┌────────

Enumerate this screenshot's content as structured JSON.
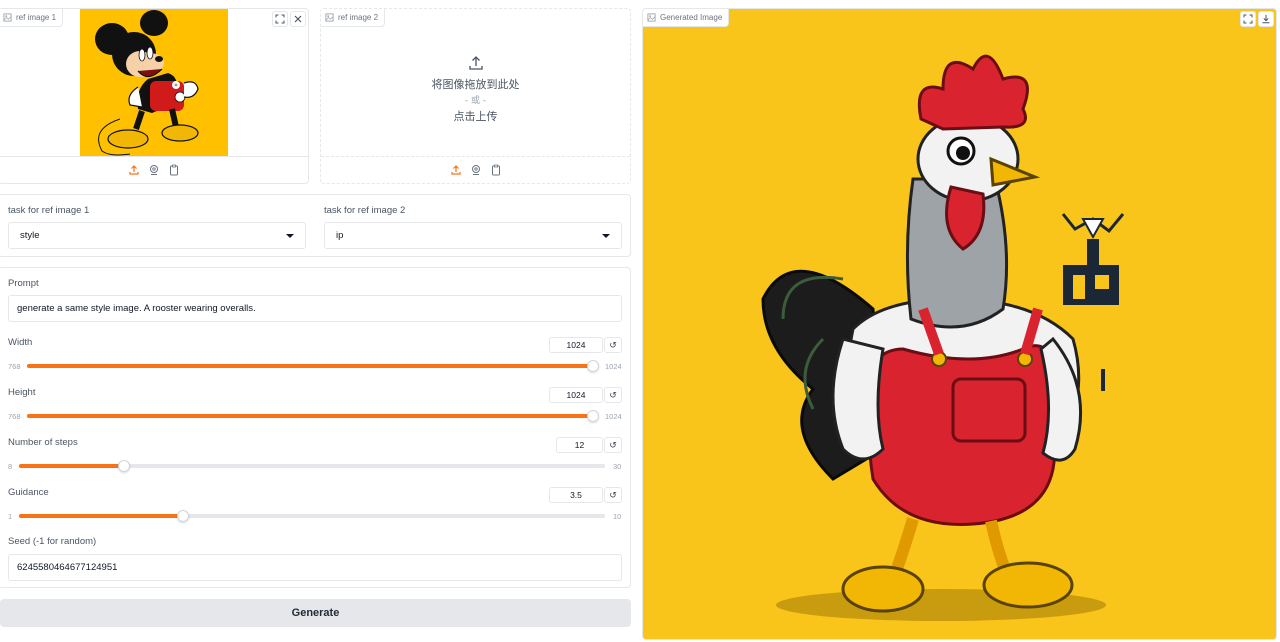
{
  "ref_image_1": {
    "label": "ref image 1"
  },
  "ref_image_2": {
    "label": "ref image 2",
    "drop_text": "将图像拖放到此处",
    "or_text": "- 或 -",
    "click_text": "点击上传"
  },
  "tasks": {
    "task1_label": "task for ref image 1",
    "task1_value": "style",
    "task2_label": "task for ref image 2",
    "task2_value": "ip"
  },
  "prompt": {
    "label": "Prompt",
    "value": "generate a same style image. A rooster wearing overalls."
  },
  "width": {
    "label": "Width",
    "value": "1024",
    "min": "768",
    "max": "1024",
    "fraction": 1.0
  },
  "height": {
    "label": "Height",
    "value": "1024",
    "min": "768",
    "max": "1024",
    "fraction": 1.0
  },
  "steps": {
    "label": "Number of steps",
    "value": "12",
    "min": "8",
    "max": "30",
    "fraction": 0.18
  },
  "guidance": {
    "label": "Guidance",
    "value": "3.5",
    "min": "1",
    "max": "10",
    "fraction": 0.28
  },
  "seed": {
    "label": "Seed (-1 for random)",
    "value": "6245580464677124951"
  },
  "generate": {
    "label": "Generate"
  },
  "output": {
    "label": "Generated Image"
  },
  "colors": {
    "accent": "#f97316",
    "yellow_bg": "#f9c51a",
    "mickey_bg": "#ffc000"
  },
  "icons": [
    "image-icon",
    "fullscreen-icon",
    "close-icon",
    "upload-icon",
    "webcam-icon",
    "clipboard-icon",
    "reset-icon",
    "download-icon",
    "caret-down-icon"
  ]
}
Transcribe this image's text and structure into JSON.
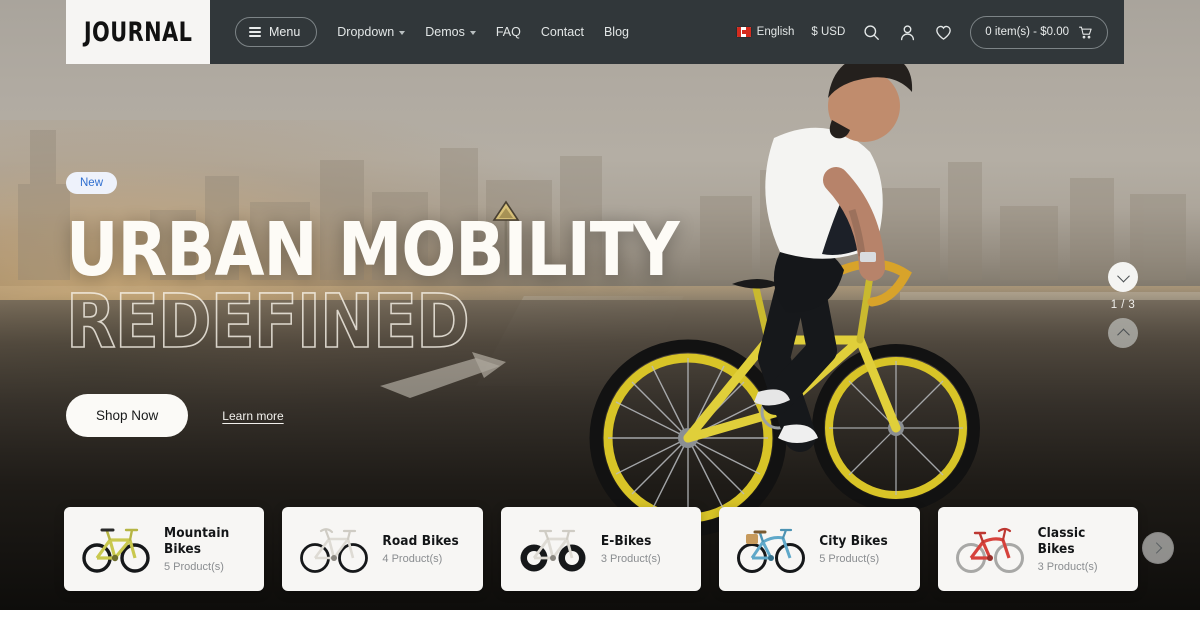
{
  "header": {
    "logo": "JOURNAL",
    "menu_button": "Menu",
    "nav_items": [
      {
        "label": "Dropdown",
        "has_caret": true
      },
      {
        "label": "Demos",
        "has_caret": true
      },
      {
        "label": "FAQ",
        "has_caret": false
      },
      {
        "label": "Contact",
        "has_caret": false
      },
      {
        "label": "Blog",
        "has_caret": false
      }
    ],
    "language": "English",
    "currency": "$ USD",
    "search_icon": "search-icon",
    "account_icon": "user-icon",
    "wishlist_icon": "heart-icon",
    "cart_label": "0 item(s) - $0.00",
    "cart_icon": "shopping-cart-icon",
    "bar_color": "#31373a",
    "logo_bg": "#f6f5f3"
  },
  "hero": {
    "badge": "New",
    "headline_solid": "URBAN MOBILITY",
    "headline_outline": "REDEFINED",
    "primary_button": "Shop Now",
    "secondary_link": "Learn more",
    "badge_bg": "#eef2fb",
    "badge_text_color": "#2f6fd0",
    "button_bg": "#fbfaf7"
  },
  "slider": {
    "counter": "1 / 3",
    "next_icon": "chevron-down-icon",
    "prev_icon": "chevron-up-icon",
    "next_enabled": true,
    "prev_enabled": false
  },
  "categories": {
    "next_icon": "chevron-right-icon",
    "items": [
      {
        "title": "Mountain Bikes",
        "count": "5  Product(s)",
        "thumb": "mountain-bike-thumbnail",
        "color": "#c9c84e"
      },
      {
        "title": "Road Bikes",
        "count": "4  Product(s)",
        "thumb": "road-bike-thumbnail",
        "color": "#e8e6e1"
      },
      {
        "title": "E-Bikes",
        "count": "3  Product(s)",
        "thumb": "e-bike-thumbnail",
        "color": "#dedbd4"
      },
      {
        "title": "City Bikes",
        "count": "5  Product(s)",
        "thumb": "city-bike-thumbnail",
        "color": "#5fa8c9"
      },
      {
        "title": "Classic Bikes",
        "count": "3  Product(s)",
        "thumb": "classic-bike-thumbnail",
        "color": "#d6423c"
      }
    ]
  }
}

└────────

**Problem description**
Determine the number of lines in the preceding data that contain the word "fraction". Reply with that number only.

**Written reply**
4